Thursday, 6 June 2013

Spike and Mike

You really don’t get the full effect of animated cartoons unless you see them on the screen at a theatre. I love Tex Avery’s “Magical Maestro” but you honestly don’t appreciate the full scope of how Avery handles his gags unless you watch it in the visual perspective it was meant to be seen.

Unfortunately, big screen showings of cartoons don’t appear to be terribly common. They certainly aren’t where I live; I saw the Avery showing I mentioned close to 30 years ago. Spike and Mike’s Festival of Animation used to come through every couple of years and play one of the art houses. I haven’t heard much about it lately, but I got a note from Spike. I don’t know him, I’ve never seen their animation showings, and I have no intention of plugging every fund-raising campaign that comes into my inbox, but I pass this one for those of you who appreciate the work they’ve done over the years. And they are offering balloons.

This is Spike from Spike and Mike's Festival of Animation & Spike and Mike's Sick & Twisted Festival of Animation. We are running a Kick-Starter campaign for bringing back our famous Spike and Mike's Sick and Twisted show. It is our 20th anniversary this year, we want to feature part all time classic sick & twisted favorite films (Early entries include films by Tim Burton & 'Lupo the Butcher' by the creator of Ed, Ed & Eddie) & part BRAND NEW Sick & Twisted films, celebrity guests, balloons, music, food, drinks and a whole lot more!

It means a lot for us this year to make the show happen and celebrate with our fans. We always YOWP, it has high credibility, great contents and cater a lot of cool animation fans out there, so we will be extremely grateful if you can post an article about our project and spread the word for us! 100% of the money raised will be used for the show and merchandises.

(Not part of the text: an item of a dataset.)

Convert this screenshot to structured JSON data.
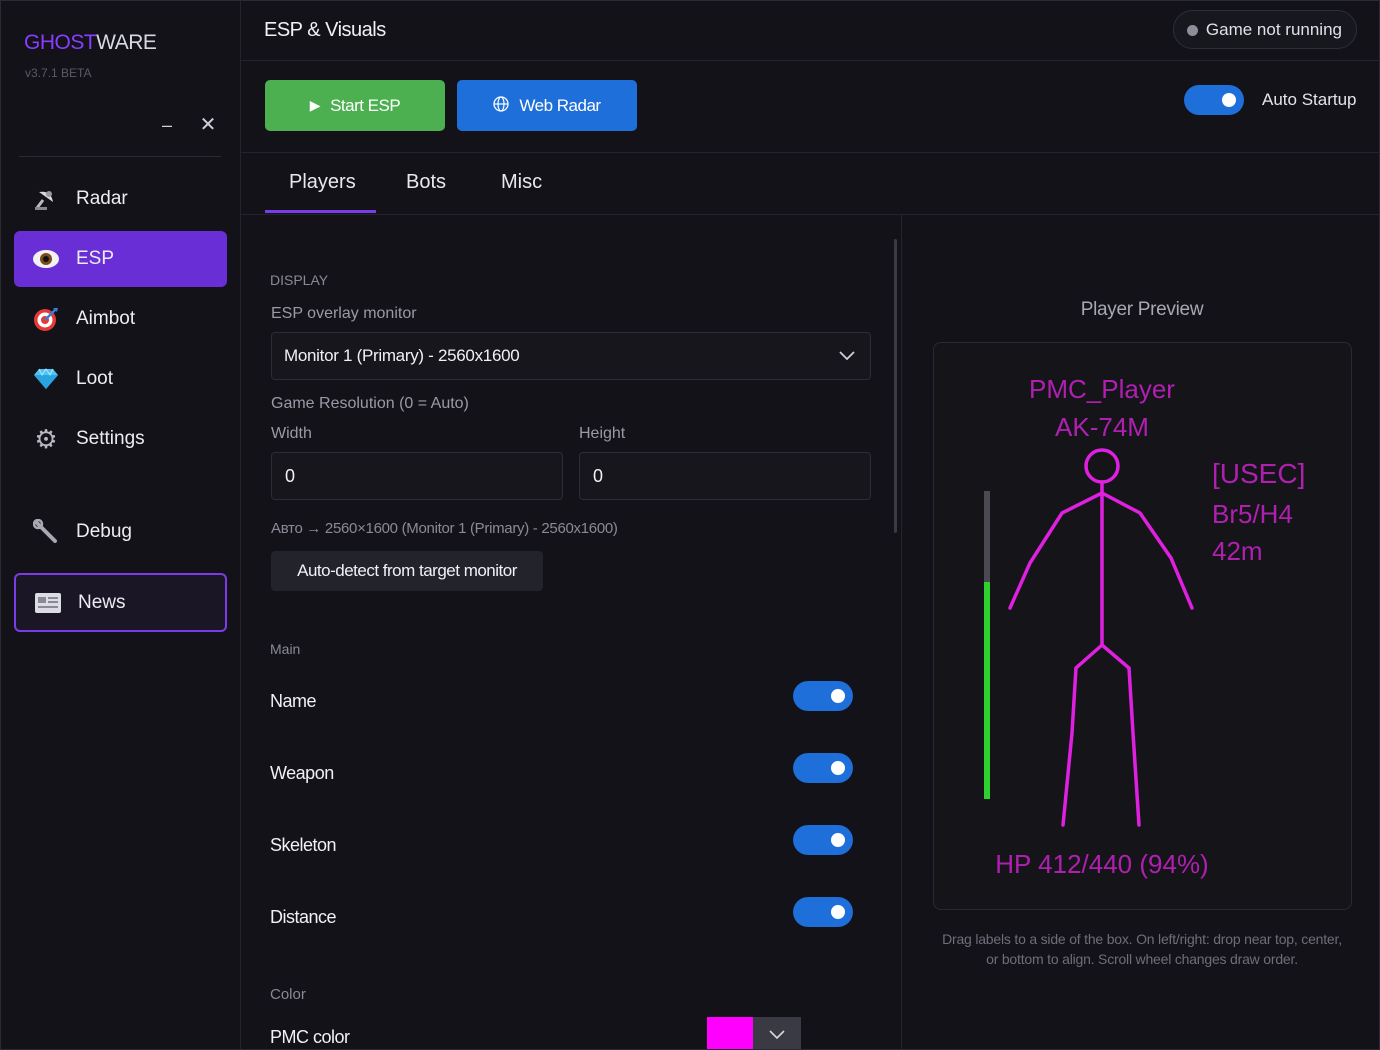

Here is the link
for our Kick-Starter project:

1 comment:

  1. I've had a chance to see "Magical Maestro" even twice on the big screen. On the first showing it seems that many in the audience were unprepared for the hair-in-the-projector gag, and it pretty much killed them. On the second showing (maybe ten years later) the laughter had more of an appreciative nature, so I guess more people saw the gag coming; Avery's cartoons were more widely available by then.